I am of the generation that was the last to do national service. My son and his family have no connection at all with the military; there is a generation today that cannot pass on any information about what a life in the military is like to their children who may be considering that avenue. Army recruiting teams have had a difficult time getting into schools.
I welcome the improved welfare conditions that the Government have introduced, including common leave allowance, which means that all ranks get 30 days, and guaranteed post-operational leave, which is vital and means that personnel can go back to their families and re-establish links. The Government have also improved the separated service allowance and personnel can get £2,000, although to qualify they have to spend any 365 days in a two-year period away from their families. However, they will get two
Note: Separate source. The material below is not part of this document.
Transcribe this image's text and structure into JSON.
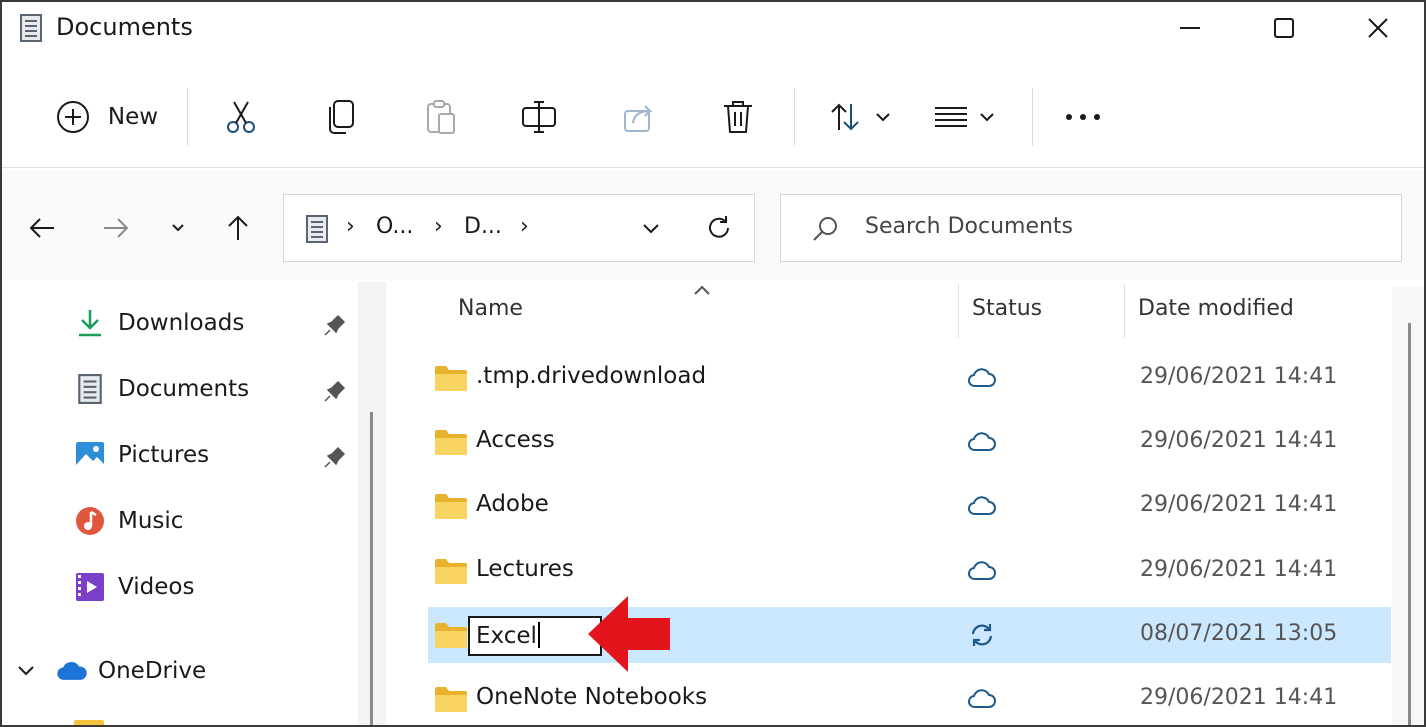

As my hon. Friend the Member for Stockton, North (Mr. Cook) said, the Government are investigating Gulf war veterans illness, and have doubled the money spent on it, but we have not dealt with the case of the nuclear test veterans. The American, Australian and Canadian Governments, who are our allies, looked after their nuclear test veterans while they were on active service, but we have yet to look after ours. I hope that the Government will reconsider their position on the issue, which needs to be worked on.
Personnel are a vital part of our military force. People who go into the Army are trained to become professional soldiers. More than that, however, the Army is a modern operational force and, although not many people know it, young people can be trained and gain qualifications that are acceptable in civilian life. They come out with nationally recognised qualifications of the highest level. Very few employers, schools or colleges know that, but we should point it out to them. I am afraid that we have distanced ourselves from our forces.
Much of today's debate has dwelt on Britain's role in NATO and in Europe. Although I do not want to repeat other hon. Members' speeches, I hope that Ministers will keep one thing in mind. As we know, NATO was formed at the end of the second world war to deal with contemporary conditions, and its defensive forces were established to meet a common enemy and to fight on Europe's level plains. We saw just how difficult it was to fight on different terrain in Kosovo.
We, and our allies in Europe, have to stand on our own two feet. Anyone who has read Governor Bush's comments will have no doubt that if he is successful in the presidential election, he will remove American forces from Kosovo and then start to withdraw American funding for Europe's defence. He believes that Europe should pay more for its own defence. Our European allies will have to face up to the fact that defence does not come cheap, and start to match Britain's defence contributions. However, if we are going to work effectively with our allies, it is no use duplicating one another's efforts; we have to try to co-ordinate those efforts.